I was hoping he would be able to access some of my products from of his past clients...and he found something of a rarity, a lone exemplar of an ACTIVE central subwoofer.
My guess is that we would have designed this just for him, as I do not recall selling many.
By co-incidence, a reader in Switzerland got in touch with me to find out more about a pair of ACTIVE SATs! Lucky day...
The SATs in their active version were invented for my German distributor, and ended up being quite a success there, and also in Norway, where my distributor, Martin Viktorin, ended up selling over a hundred pairs to the National Norvegian Radio.
As a further twist in the story, the amplifier was designed by a very good and astute dealer we had in Strasbourg.
His original design sounded sublime, but didn't pass the German inspection, as it was internally wired as a valve amplifier would be - so, in short, it looked quite messy inside, but the resulting sound was outstanding, primarily because of the perfect grounding of the circuit, reducing noise floor and IMD distortion to an absolute minimum. Unfortunately, I have no photos left of this product, and would very much like to find one pair to review.
So, I had to fight with my dealer, to get him to change his design to be more professionally made - at least on the surface...
Being the purist he was, he refused, and reluctantly gave me the circuit diagram for me to produce an "industrial" version myself - here is the result:
Very neat and tidy, easy to build, install and service, but auditively a shadow of the original...
Don't get me wrong, it still work extremely well and I quote my contact in Switzerland here:
"although I didn't position the speakers too precisely, voices were nailed spot in
the middle of the speakers - amazing! With certain music the speakers actually
did what I love about a good speaker: disappeared! There was music - not sound!"
And these speakers are in fairly bad condition, having their foam suspension starting to desintegrate and fed but an iMac...
Now, let's have a look at the subwoofer.
This is actually one sample equipped with the best driver we ever used a double coil Cabasse 21 cm, (single coil in this active version, and a black membrane), specially made for us, and very expensive.
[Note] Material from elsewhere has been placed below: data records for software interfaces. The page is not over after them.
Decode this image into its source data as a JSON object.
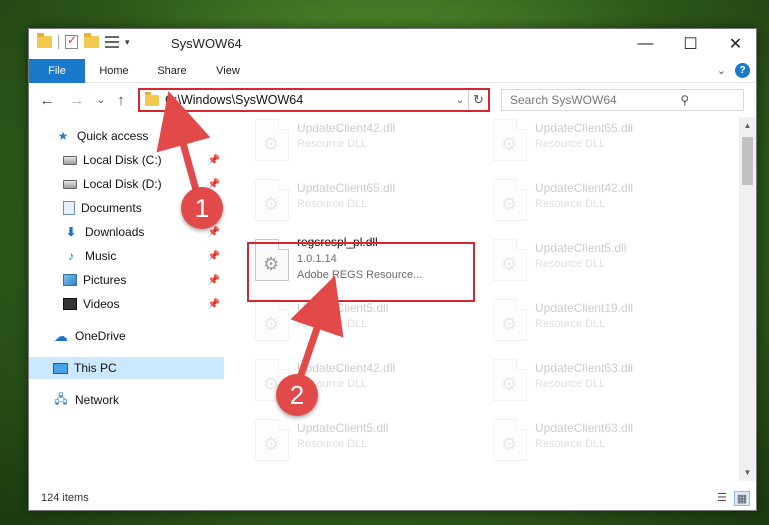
{
  "window": {
    "title": "SysWOW64",
    "minimize_glyph": "—",
    "maximize_glyph": "☐",
    "close_glyph": "✕"
  },
  "ribbon": {
    "tabs": [
      "File",
      "Home",
      "Share",
      "View"
    ],
    "expand_glyph": "⌄",
    "help_glyph": "?"
  },
  "navigation": {
    "back_glyph": "←",
    "forward_glyph": "→",
    "recent_glyph": "⌄",
    "up_glyph": "↑",
    "address_path": "C:\\Windows\\SysWOW64",
    "address_dropdown_glyph": "⌄",
    "refresh_glyph": "↻",
    "search_placeholder": "Search SysWOW64",
    "search_icon_glyph": "⚲"
  },
  "sidebar": {
    "items": [
      {
        "label": "Quick access",
        "icon": "star-icon"
      },
      {
        "label": "Local Disk (C:)",
        "icon": "drive-icon",
        "pinned": true
      },
      {
        "label": "Local Disk (D:)",
        "icon": "drive-icon",
        "pinned": true
      },
      {
        "label": "Documents",
        "icon": "documents-icon",
        "pinned": true
      },
      {
        "label": "Downloads",
        "icon": "download-icon",
        "pinned": true
      },
      {
        "label": "Music",
        "icon": "music-icon",
        "pinned": true
      },
      {
        "label": "Pictures",
        "icon": "pictures-icon",
        "pinned": true
      },
      {
        "label": "Videos",
        "icon": "videos-icon",
        "pinned": true
      },
      {
        "label": "OneDrive",
        "icon": "cloud-icon"
      },
      {
        "label": "This PC",
        "icon": "computer-icon",
        "selected": true
      },
      {
        "label": "Network",
        "icon": "network-icon"
      }
    ],
    "pin_glyph": "📌"
  },
  "files": [
    {
      "name": "UpdateClient42.dll",
      "desc": "Resource DLL"
    },
    {
      "name": "UpdateClient65.dll",
      "desc": "Resource DLL"
    },
    {
      "name": "UpdateClient65.dll",
      "desc": "Resource DLL"
    },
    {
      "name": "UpdateClient42.dll",
      "desc": "Resource DLL"
    },
    {
      "name": "regsrespl_pl.dll",
      "desc": "1.0.1.14",
      "extra": "Adobe REGS Resource...",
      "highlighted": true
    },
    {
      "name": "UpdateClient5.dll",
      "desc": "Resource DLL"
    },
    {
      "name": "UpdateClient5.dll",
      "desc": "Resource DLL"
    },
    {
      "name": "UpdateClient19.dll",
      "desc": "Resource DLL"
    },
    {
      "name": "UpdateClient42.dll",
      "desc": "Resource DLL"
    },
    {
      "name": "UpdateClient63.dll",
      "desc": "Resource DLL"
    },
    {
      "name": "UpdateClient5.dll",
      "desc": "Resource DLL"
    },
    {
      "name": "UpdateClient63.dll",
      "desc": "Resource DLL"
    }
  ],
  "status": {
    "item_count": "124 items"
  },
  "annotations": {
    "step1": "1",
    "step2": "2",
    "color": "#e24a4a"
  }
}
It is the ancestor of what is used in the Sphere now, and it works wonders - specially when only using the lower two octaves (30-120Hz).
Using the driver downfiring against a known surface and a fixed distance gives a very linear bass response indeed (+/- 1db over that range)
Using an integrated amplifier helps adjust the levels betweem satelites and subwoofer. The very low cut off frequency ensures that it is difficult to hear the position of the subwoofer.
This active TRITON system would make a very good sub/rear channels add-on to the front channels of a 5.1 home theater system. I might soon be able to report on the results...
Below are a few photos of this unique product, courtesy of Audioconseil
Finally some more images of the SATs active, courtesy of my reader in Switzerland:
I have finally had a chance to find a review of this system in its passive version in "La Revue du Son".
It seems like there is a previous review of the active version. I would be grateful if somebody could find a copy for me. Merci d'avance.
You will have to sharpen your French (and your eyes...as the scan is not very good...) but at least everybody will be able to read the measurement results.
To be noted are the very linear impedance and phase curves, the very good transient response and a very flat amplitude response both on axis and at 30deg
Born in France, well travelled, relocated to Sydney in 1997.